What is needed: Look through the material below, count the lines containing the word "text", and state only the count.
****
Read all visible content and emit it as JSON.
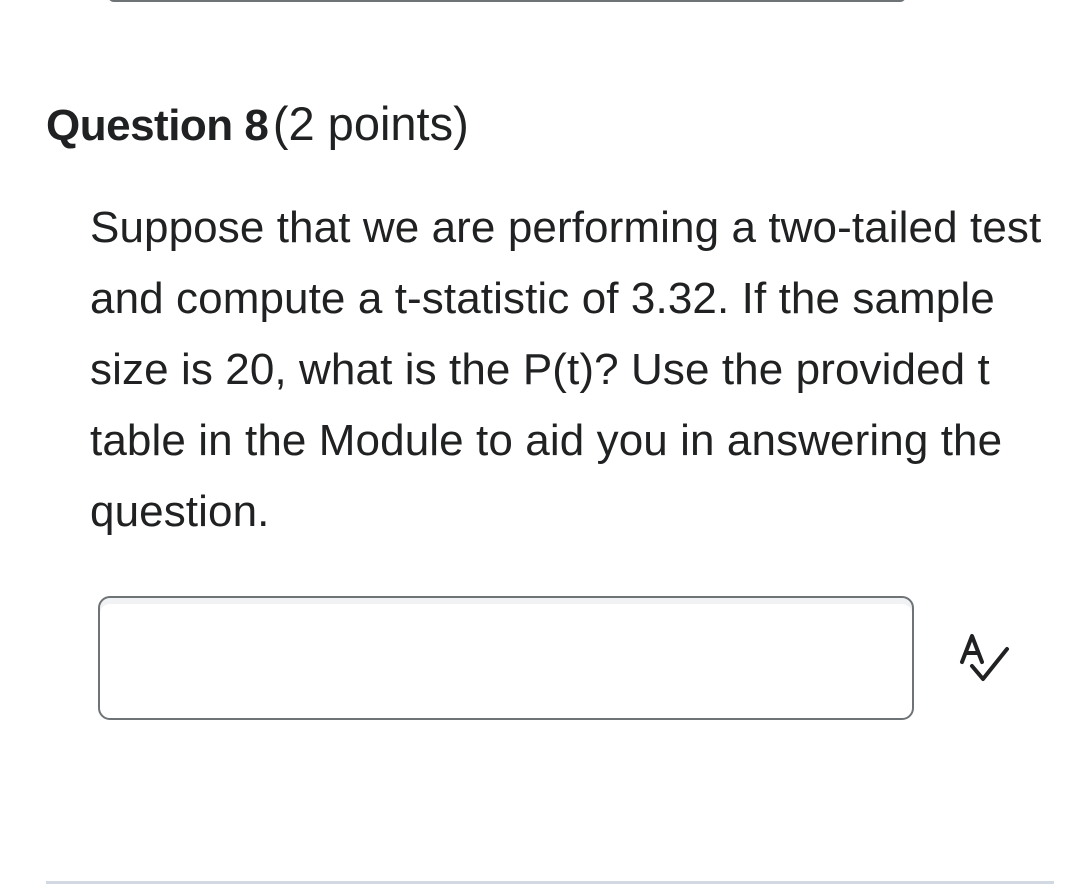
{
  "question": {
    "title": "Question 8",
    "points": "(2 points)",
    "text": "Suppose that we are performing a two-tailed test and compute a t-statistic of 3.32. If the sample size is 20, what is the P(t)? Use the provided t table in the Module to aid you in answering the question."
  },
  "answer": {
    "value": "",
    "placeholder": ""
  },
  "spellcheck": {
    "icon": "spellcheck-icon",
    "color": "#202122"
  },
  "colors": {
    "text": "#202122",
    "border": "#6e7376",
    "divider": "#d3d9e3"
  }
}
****
Output of the exercise: 2